A chemical symbol (sometimes known as an atomic symbol) is a code given to each element, mostly derived from the element’s name. Chemical symbols are typically one or two letters long.
If the chemical symbol of an element only has one letter then that letter is capitalised.
However, if the chemical symbol has two letters, then the first letter is uppercase (capitalised) and the second letter is lowercase.
Keep in mind that some chemical symbols are derived from their Greek or Latin names. For example, the chemical symbol for the element ‘iron’ is Fe. This came from the Latin word ‘Ferrum‘.
Chemical formulas show which atoms and how many atoms join up together to form a compound. When writing the formula of a molecule, we use the chemical symbols for the elements it contains.
For example, the molecule Aluminium oxide is written as AlO, containing one aluminium atom and one oxygen atom.
When a compound contains more than one atom of an element, we use numbers. This tells us how many atoms of an element there are in the compound. These numbers are written in subscripts, so they are smaller than the other letters and numbers in the formula.
When using numbers in formulae, it is important to place them at the bottom. For example, the formula for bromine oxide is written as BrO2, NOT BrO2 or BrO2.
Some formulas can be more complicated, meaning they represent molecules which contain multiple elements with more than one atom. For example, with sulphuric acid (H2SO4). In this molecule, there are two hydrogen atoms, so there is a ‘2‘, one sulphur atom, which is why there are no small numbers after sulphur. Also, there are four oxygen atoms, which explains the ‘4‘.
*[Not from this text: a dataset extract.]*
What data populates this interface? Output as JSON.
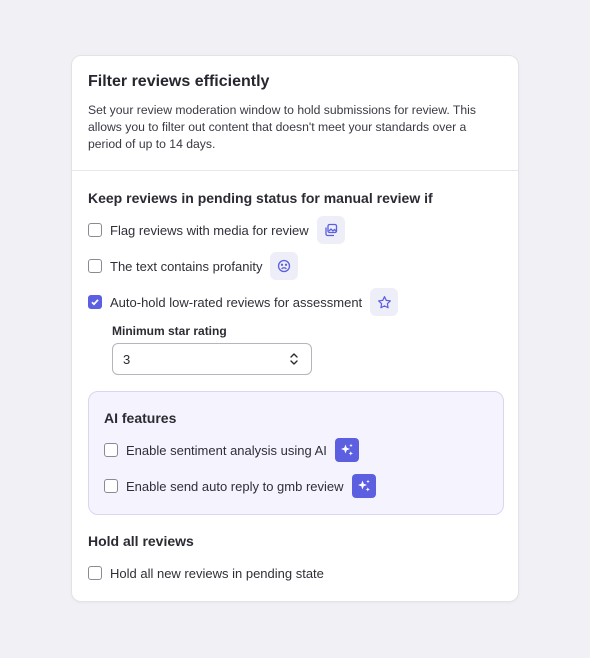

The formula for a given compound is always the same, that’s what makes a compound unique. For example, if carbon dioxide (CO2) had one oxygen atom instead of two, then it would be carbon monoxide (CO) instead.